The singing servers of Times Square tourist destination Ellen’s Stardust Diner won a labor victory this week — more than 30 fired employees have been offered their jobs back after a settlement between staff and the restaurant.
Longtime staff at the diner formed a union last year, saying that with new management, the business was no longer the safe haven for aspiring singers and actors that it once was. They also sued ownership for unpaid wages. Owner Ken Sturm then later accused staff of stealing from the restaurant in a lawsuit.
But this week, the restaurant at 1650 Broadway reached an agreement with union Stardust Family United and the National Labor Relations Board. Sturm offered jobs back to 31 employees who had been fired under circumstances that the union considered retaliatory. Thirteen of them decided to return, according to a statement from the union.
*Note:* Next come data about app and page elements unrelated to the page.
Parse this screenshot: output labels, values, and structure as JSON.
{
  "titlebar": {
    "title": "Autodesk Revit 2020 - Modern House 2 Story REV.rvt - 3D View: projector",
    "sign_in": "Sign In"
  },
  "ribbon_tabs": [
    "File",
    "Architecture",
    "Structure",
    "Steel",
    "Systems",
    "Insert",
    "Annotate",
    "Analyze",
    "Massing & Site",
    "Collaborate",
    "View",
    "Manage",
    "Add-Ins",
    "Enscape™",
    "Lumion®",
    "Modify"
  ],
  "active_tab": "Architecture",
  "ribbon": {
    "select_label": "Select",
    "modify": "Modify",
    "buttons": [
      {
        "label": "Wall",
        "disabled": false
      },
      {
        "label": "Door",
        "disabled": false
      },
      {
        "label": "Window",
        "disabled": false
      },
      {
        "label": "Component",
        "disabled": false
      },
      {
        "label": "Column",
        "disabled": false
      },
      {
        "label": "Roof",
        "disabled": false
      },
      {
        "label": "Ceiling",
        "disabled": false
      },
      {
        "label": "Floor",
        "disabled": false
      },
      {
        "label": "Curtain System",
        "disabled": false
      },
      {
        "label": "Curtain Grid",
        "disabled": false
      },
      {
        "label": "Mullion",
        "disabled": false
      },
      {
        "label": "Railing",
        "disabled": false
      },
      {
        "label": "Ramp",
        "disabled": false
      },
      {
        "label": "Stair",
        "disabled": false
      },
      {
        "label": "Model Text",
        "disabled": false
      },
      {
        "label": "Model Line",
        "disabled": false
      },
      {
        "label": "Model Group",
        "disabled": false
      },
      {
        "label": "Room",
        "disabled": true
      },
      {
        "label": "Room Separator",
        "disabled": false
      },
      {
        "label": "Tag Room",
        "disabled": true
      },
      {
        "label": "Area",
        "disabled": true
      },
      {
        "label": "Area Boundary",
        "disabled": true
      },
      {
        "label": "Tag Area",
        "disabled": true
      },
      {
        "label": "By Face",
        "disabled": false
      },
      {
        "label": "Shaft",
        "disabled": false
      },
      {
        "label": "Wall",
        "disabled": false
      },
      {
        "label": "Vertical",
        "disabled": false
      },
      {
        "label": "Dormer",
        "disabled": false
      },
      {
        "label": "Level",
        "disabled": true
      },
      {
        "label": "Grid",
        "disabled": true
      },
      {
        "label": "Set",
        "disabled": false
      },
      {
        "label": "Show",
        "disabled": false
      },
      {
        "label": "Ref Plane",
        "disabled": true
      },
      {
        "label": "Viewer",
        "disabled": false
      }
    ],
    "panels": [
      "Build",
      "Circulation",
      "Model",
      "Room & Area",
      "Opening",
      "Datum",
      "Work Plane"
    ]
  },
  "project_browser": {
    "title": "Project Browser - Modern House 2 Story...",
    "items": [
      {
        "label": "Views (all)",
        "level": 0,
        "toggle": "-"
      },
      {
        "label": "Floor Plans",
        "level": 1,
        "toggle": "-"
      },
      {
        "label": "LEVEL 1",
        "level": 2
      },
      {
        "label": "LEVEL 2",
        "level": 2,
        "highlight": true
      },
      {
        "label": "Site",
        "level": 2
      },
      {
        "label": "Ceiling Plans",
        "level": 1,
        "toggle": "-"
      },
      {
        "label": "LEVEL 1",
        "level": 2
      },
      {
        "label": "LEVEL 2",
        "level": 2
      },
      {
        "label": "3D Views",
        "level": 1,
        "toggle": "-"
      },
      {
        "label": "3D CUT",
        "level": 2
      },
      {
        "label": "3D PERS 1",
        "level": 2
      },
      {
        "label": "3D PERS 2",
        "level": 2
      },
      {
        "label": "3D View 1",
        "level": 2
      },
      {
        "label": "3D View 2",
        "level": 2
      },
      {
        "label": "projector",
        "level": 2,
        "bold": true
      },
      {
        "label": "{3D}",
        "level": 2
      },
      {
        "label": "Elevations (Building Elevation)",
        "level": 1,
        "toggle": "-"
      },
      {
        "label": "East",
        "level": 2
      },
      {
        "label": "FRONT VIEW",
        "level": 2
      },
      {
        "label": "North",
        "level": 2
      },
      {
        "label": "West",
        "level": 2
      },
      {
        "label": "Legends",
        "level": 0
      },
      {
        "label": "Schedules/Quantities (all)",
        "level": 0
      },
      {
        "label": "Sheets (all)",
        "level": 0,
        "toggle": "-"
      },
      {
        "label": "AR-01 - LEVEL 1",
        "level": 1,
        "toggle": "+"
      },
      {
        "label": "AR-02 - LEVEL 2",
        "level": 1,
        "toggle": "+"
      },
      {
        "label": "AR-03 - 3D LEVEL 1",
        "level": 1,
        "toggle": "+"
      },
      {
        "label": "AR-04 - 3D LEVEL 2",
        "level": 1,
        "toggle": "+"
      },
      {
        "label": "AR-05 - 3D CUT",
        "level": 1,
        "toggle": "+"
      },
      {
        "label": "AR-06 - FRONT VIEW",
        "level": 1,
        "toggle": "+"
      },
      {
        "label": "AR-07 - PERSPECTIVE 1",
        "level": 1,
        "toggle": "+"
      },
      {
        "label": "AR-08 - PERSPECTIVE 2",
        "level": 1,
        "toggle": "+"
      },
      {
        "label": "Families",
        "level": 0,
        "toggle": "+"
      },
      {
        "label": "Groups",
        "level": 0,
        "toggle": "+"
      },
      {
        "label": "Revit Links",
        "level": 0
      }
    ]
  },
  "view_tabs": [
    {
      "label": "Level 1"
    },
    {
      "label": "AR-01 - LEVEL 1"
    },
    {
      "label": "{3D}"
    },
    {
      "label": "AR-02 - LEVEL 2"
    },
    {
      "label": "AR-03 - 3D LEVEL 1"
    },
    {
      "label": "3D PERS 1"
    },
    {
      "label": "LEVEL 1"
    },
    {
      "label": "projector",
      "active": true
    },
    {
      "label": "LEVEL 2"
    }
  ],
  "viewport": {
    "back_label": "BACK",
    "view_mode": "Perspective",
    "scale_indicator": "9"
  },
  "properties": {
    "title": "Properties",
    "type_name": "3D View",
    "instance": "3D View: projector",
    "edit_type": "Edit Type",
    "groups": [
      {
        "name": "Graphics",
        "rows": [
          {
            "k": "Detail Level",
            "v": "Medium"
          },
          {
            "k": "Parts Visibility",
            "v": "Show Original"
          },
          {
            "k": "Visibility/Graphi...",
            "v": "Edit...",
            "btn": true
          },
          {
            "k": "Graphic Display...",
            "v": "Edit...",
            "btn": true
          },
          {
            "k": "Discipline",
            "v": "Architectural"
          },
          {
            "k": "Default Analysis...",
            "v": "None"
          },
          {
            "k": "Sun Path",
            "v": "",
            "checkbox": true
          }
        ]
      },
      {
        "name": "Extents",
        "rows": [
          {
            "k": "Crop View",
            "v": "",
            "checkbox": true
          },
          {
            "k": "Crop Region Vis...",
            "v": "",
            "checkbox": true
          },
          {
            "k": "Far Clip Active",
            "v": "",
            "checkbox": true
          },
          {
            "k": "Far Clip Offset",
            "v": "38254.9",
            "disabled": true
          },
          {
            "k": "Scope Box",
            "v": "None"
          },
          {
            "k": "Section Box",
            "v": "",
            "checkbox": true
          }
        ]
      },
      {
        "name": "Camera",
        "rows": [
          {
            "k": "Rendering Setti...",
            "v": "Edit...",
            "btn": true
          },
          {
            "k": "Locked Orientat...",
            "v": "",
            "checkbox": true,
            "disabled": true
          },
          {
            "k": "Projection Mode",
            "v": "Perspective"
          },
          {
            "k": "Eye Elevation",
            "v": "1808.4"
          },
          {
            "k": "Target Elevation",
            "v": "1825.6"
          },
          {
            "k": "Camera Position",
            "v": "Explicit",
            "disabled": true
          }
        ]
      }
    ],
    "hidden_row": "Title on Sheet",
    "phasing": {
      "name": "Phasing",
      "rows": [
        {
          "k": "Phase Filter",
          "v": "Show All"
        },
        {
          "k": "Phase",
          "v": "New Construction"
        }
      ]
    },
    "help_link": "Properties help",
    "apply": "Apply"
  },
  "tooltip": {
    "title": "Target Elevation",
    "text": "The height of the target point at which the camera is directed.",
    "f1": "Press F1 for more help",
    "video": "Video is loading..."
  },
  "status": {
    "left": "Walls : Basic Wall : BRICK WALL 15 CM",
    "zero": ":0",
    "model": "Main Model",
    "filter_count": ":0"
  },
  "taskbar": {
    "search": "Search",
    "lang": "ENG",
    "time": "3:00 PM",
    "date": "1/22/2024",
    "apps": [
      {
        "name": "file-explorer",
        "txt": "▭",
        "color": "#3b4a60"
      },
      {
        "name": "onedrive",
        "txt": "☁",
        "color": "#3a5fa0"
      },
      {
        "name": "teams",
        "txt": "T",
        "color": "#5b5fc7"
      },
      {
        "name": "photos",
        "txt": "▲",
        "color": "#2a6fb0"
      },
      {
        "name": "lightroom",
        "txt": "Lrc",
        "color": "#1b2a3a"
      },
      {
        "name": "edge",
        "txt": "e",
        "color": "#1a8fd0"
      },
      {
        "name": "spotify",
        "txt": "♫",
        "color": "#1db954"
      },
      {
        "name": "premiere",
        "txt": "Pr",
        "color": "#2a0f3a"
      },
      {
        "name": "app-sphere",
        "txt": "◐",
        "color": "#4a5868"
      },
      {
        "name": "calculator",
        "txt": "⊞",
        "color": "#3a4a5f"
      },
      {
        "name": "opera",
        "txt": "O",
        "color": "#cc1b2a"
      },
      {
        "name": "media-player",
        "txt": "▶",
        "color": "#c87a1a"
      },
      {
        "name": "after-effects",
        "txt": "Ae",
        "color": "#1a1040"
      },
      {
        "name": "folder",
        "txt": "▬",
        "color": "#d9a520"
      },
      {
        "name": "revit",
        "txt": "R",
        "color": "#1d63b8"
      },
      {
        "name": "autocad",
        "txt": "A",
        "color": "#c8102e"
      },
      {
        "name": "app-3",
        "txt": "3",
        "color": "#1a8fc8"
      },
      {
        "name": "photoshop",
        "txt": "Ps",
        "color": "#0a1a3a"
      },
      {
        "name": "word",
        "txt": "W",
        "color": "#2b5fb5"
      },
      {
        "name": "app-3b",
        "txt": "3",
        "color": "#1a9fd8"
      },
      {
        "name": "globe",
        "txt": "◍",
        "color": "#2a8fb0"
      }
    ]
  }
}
The diner also paid staffers back pay and agreed to mail notices to all staff — outlining that the restaurant could not threaten employees or discourage them from union activity, the union says.
Ellen’s Stardust Diner’s owners did not admit wrongdoing in the settlement, the Times reports. In a statement to the Times, Sturm said: “Stardust has been a welcoming place in the heart of Times Square for employees, tourists and local patrons for over 30 years. We expect these 13 servers, who previously worked for Stardust, to fit in well into our supportive and inclusive work environment.”
Ellen’s Stardust Diner, where servers sing during service, has long been known as a place where artists can work as they audition for gigs. Staff have left for Broadway shows or things like “American Idol” and historically been allowed to return to their service jobs. It originally opened in 1987 and remains a popular tourist dining spot.